**Task**
Say how many lines in the entries below mention "icon", with no other words.

BEGIN

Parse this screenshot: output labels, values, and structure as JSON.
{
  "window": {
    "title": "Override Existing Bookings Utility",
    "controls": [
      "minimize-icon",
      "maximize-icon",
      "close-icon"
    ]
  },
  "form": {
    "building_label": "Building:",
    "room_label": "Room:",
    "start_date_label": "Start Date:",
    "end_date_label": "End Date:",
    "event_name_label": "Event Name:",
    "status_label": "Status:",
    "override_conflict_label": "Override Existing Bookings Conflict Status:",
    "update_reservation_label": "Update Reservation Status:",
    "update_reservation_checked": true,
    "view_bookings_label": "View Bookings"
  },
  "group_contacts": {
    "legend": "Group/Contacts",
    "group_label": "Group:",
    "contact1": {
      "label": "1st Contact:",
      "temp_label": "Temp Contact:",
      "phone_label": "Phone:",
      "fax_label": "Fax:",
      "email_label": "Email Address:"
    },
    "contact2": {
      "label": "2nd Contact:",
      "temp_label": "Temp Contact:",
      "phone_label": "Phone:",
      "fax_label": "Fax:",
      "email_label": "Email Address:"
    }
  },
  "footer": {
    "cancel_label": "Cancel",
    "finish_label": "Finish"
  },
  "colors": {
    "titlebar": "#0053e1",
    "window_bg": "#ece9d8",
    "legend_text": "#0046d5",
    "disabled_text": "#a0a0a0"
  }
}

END
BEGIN

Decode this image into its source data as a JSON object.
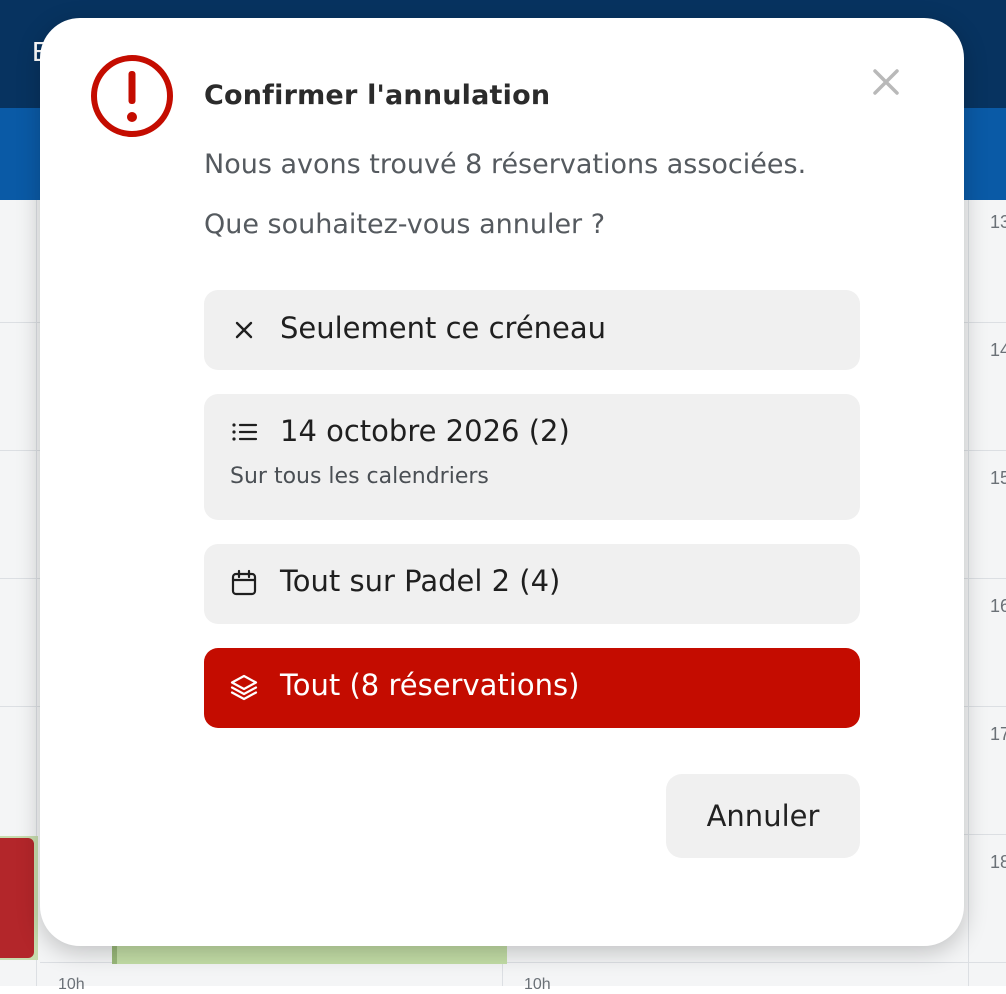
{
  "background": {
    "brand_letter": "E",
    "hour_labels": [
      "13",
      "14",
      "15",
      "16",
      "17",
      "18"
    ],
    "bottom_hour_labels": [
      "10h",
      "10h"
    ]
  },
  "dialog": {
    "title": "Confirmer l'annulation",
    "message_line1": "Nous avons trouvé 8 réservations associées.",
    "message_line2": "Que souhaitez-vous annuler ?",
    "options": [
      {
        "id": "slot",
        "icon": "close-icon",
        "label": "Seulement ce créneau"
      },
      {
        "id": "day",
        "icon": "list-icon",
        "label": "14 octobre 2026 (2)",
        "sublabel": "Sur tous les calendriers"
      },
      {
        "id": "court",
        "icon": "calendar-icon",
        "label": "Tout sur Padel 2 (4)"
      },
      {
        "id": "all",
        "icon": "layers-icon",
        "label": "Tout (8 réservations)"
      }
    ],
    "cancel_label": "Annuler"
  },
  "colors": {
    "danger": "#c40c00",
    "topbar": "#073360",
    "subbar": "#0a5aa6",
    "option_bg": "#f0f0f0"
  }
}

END
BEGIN

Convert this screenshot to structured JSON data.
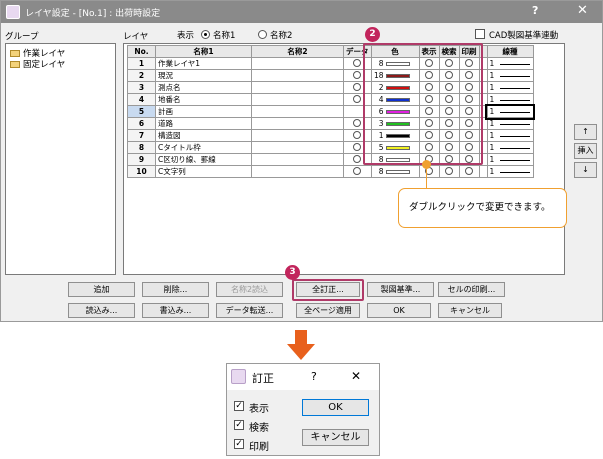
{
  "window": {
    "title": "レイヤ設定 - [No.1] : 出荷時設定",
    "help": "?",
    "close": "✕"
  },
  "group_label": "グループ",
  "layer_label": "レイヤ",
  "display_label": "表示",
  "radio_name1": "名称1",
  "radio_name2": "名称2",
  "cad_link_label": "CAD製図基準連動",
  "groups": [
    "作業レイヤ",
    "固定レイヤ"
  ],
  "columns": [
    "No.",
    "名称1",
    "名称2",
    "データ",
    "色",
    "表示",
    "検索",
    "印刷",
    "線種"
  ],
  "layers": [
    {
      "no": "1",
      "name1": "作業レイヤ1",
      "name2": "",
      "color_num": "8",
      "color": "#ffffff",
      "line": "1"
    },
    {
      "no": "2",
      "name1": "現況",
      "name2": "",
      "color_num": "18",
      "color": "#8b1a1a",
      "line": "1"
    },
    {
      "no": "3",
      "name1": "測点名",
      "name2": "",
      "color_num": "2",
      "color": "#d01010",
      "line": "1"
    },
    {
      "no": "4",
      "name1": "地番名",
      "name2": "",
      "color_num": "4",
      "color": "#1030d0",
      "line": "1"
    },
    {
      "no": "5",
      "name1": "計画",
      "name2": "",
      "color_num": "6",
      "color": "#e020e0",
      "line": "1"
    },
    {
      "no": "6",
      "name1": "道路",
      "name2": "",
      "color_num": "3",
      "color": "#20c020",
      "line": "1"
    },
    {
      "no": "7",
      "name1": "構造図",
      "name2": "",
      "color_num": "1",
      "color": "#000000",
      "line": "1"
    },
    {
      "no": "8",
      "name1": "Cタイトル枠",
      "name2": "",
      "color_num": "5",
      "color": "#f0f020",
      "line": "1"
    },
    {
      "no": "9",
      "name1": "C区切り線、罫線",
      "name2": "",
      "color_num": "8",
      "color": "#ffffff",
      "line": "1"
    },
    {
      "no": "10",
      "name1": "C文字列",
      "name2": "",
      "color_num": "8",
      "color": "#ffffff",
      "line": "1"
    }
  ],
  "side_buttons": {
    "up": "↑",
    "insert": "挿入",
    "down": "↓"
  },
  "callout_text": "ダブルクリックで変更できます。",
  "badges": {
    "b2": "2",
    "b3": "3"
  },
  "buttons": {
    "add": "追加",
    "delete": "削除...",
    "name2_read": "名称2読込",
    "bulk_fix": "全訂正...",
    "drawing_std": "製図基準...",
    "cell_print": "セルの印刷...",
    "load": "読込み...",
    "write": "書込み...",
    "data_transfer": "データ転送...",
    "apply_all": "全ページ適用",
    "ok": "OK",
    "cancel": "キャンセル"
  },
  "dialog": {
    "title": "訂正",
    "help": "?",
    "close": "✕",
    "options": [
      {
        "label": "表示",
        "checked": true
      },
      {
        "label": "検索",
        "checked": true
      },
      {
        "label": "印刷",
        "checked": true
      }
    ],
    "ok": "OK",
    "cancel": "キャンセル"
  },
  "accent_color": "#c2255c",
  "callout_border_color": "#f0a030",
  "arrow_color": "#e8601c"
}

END

**Solved exercise**
7